Work required → Among these records, which lines include "message"? Copy them out.

Dataset records →

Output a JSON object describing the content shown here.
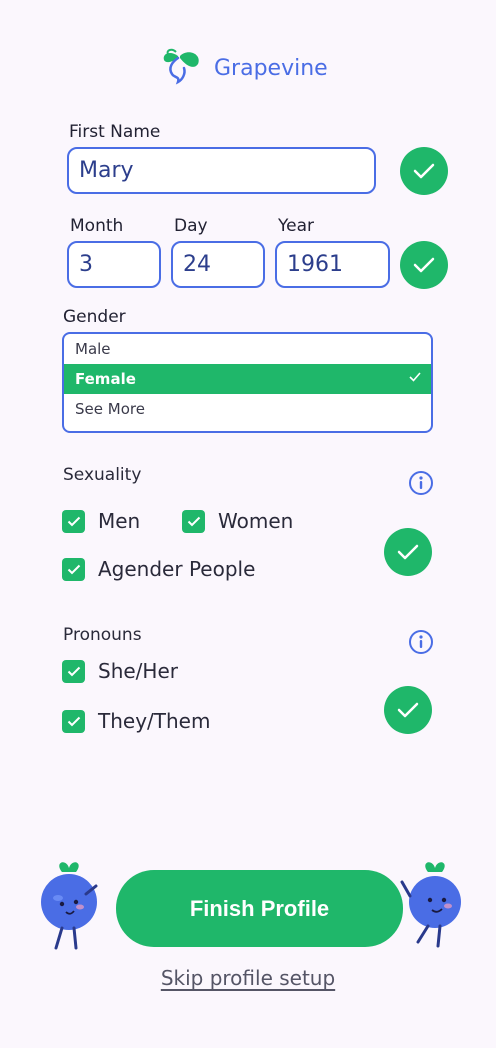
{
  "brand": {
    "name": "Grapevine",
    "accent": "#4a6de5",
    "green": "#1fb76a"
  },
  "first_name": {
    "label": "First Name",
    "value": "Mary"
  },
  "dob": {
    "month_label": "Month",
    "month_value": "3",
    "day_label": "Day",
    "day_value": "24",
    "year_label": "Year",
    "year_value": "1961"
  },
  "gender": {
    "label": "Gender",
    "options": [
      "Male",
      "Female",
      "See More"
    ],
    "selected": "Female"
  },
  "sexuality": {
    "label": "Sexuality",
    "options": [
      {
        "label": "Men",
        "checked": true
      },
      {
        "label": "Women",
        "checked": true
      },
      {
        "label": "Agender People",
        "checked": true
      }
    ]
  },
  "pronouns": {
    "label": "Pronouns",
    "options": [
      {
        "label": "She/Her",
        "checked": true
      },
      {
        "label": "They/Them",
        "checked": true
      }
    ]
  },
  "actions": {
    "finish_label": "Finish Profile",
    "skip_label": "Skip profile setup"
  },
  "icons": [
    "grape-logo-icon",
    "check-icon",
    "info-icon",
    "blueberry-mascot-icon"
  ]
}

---

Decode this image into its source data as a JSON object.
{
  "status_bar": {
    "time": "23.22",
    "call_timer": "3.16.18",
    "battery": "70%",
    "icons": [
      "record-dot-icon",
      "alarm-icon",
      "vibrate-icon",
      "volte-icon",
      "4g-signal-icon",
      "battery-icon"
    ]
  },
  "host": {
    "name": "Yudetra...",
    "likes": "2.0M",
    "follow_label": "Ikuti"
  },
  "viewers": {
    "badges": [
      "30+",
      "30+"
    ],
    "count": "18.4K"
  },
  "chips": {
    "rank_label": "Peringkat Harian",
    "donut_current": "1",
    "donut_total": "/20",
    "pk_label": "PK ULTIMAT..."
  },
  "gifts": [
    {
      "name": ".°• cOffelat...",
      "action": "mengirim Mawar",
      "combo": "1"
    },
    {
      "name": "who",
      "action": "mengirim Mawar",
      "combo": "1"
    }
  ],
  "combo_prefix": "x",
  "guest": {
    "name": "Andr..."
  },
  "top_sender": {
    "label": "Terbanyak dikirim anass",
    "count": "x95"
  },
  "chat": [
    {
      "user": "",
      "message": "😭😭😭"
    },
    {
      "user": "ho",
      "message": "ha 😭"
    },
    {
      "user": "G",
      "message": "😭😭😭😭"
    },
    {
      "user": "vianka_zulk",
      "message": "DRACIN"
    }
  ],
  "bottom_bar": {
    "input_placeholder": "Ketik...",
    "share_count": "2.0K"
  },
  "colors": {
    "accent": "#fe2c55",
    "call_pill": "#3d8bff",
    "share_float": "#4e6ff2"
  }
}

Response to this exercise →
      "message": "😭😭😭"
      "message": "ha 😭"
      "message": "😭😭😭😭"
      "message": "DRACIN"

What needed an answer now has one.